How to complete this task >>
In your copy, include every line of the records exactly and no picture at all.

Listed records >>
^^^^^^^^^^^^^^^^

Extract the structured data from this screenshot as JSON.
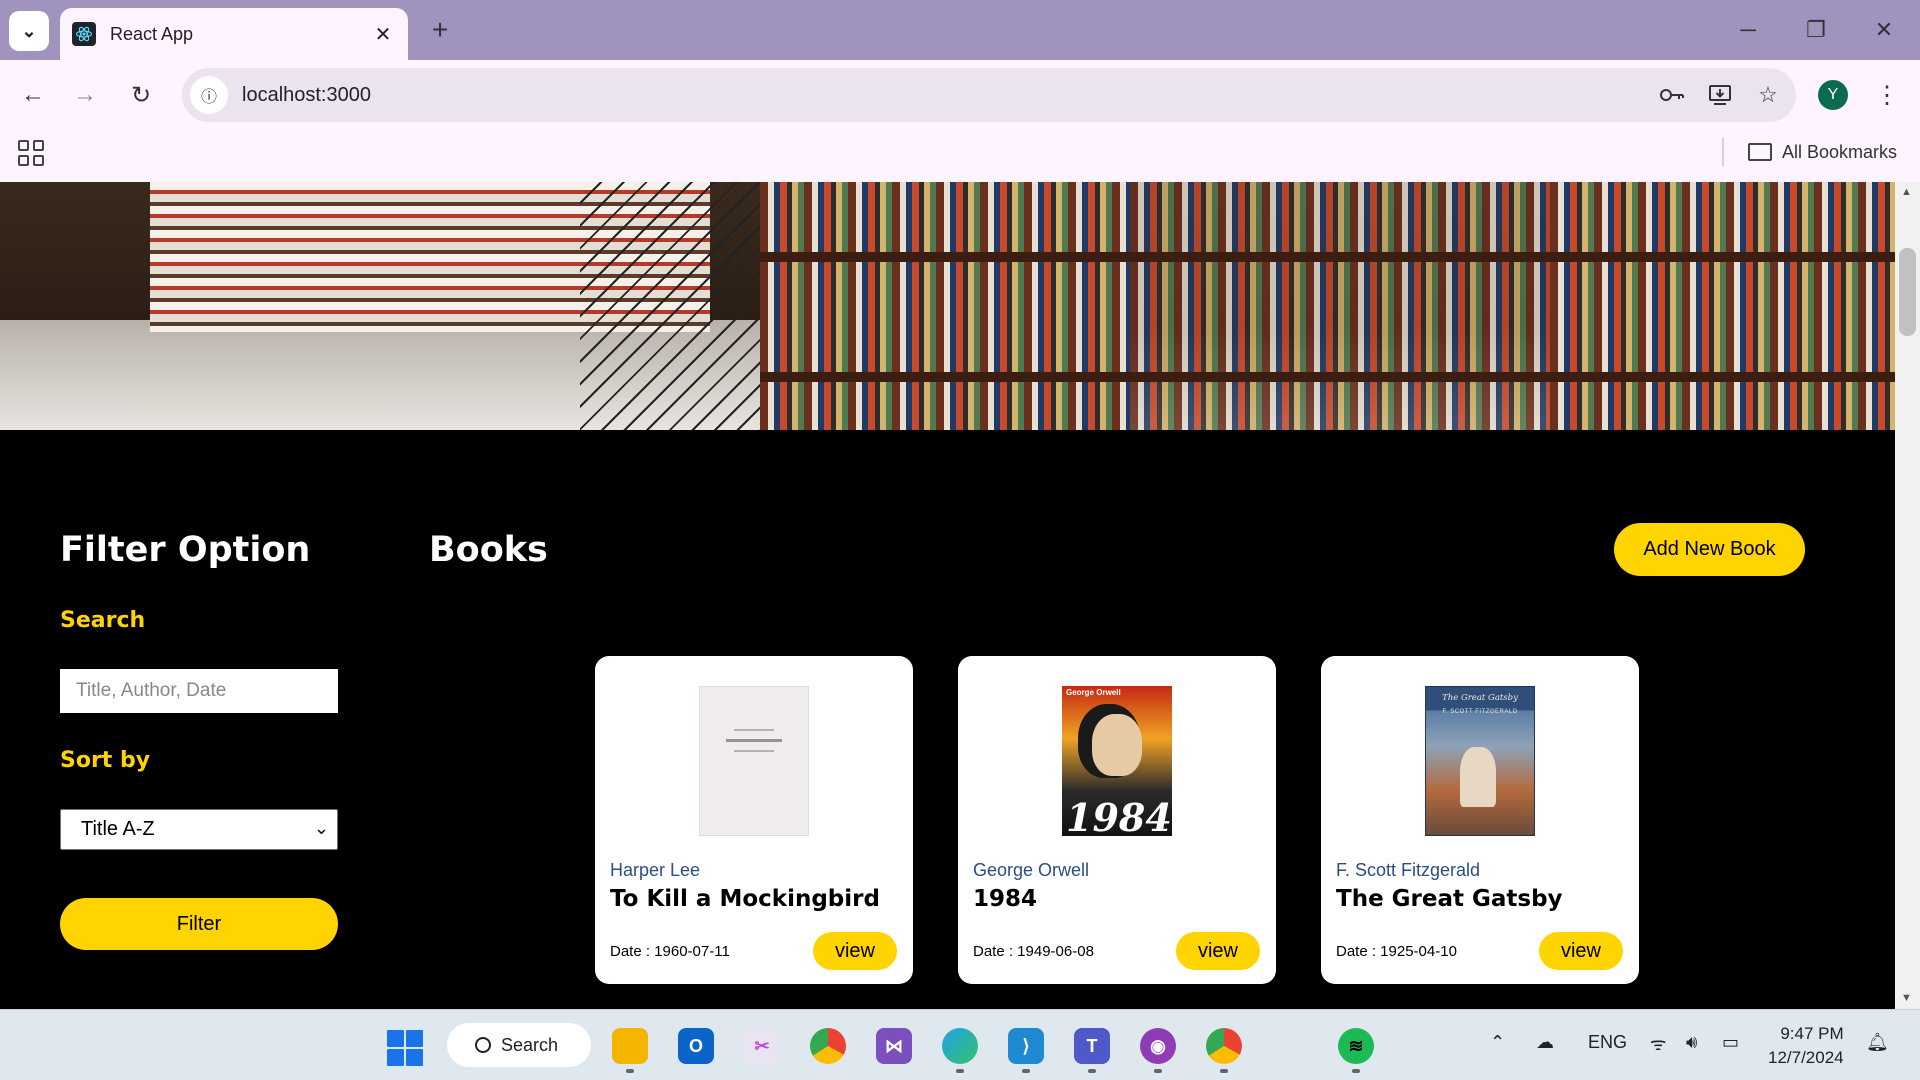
{
  "browser": {
    "tab_title": "React App",
    "url": "localhost:3000",
    "profile_initial": "Y",
    "bookmarks_label": "All Bookmarks"
  },
  "page": {
    "filter_heading": "Filter Option",
    "search_label": "Search",
    "search_placeholder": "Title, Author, Date",
    "search_value": "",
    "sort_label": "Sort by",
    "sort_selected": "Title A-Z",
    "filter_button": "Filter",
    "books_heading": "Books",
    "add_button": "Add New Book",
    "books": [
      {
        "author": "Harper Lee",
        "title": "To Kill a Mockingbird",
        "date": "Date : 1960-07-11",
        "view_label": "view"
      },
      {
        "author": "George Orwell",
        "title": "1984",
        "date": "Date : 1949-06-08",
        "view_label": "view",
        "cover_top": "George Orwell",
        "cover_big": "1984"
      },
      {
        "author": "F. Scott Fitzgerald",
        "title": "The Great Gatsby",
        "date": "Date : 1925-04-10",
        "view_label": "view",
        "cover_title": "The Great Gatsby",
        "cover_author": "F. SCOTT FITZGERALD"
      }
    ]
  },
  "taskbar": {
    "search_label": "Search",
    "language": "ENG",
    "time": "9:47 PM",
    "date": "12/7/2024"
  },
  "colors": {
    "accent_yellow": "#ffd400",
    "page_background": "#000000",
    "author_link": "#2a4e86"
  }
}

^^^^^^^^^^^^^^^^

The completed task >>
Extract the structured data from this screenshot as JSON.
{
  "browser": {
    "tab_title": "React App",
    "url": "localhost:3000",
    "profile_initial": "Y",
    "bookmarks_label": "All Bookmarks"
  },
  "page": {
    "filter_heading": "Filter Option",
    "search_label": "Search",
    "search_placeholder": "Title, Author, Date",
    "search_value": "",
    "sort_label": "Sort by",
    "sort_selected": "Title A-Z",
    "filter_button": "Filter",
    "books_heading": "Books",
    "add_button": "Add New Book",
    "books": [
      {
        "author": "Harper Lee",
        "title": "To Kill a Mockingbird",
        "date": "Date : 1960-07-11",
        "view_label": "view"
      },
      {
        "author": "George Orwell",
        "title": "1984",
        "date": "Date : 1949-06-08",
        "view_label": "view",
        "cover_top": "George Orwell",
        "cover_big": "1984"
      },
      {
        "author": "F. Scott Fitzgerald",
        "title": "The Great Gatsby",
        "date": "Date : 1925-04-10",
        "view_label": "view",
        "cover_title": "The Great Gatsby",
        "cover_author": "F. SCOTT FITZGERALD"
      }
    ]
  },
  "taskbar": {
    "search_label": "Search",
    "language": "ENG",
    "time": "9:47 PM",
    "date": "12/7/2024"
  },
  "colors": {
    "accent_yellow": "#ffd400",
    "page_background": "#000000",
    "author_link": "#2a4e86"
  }
}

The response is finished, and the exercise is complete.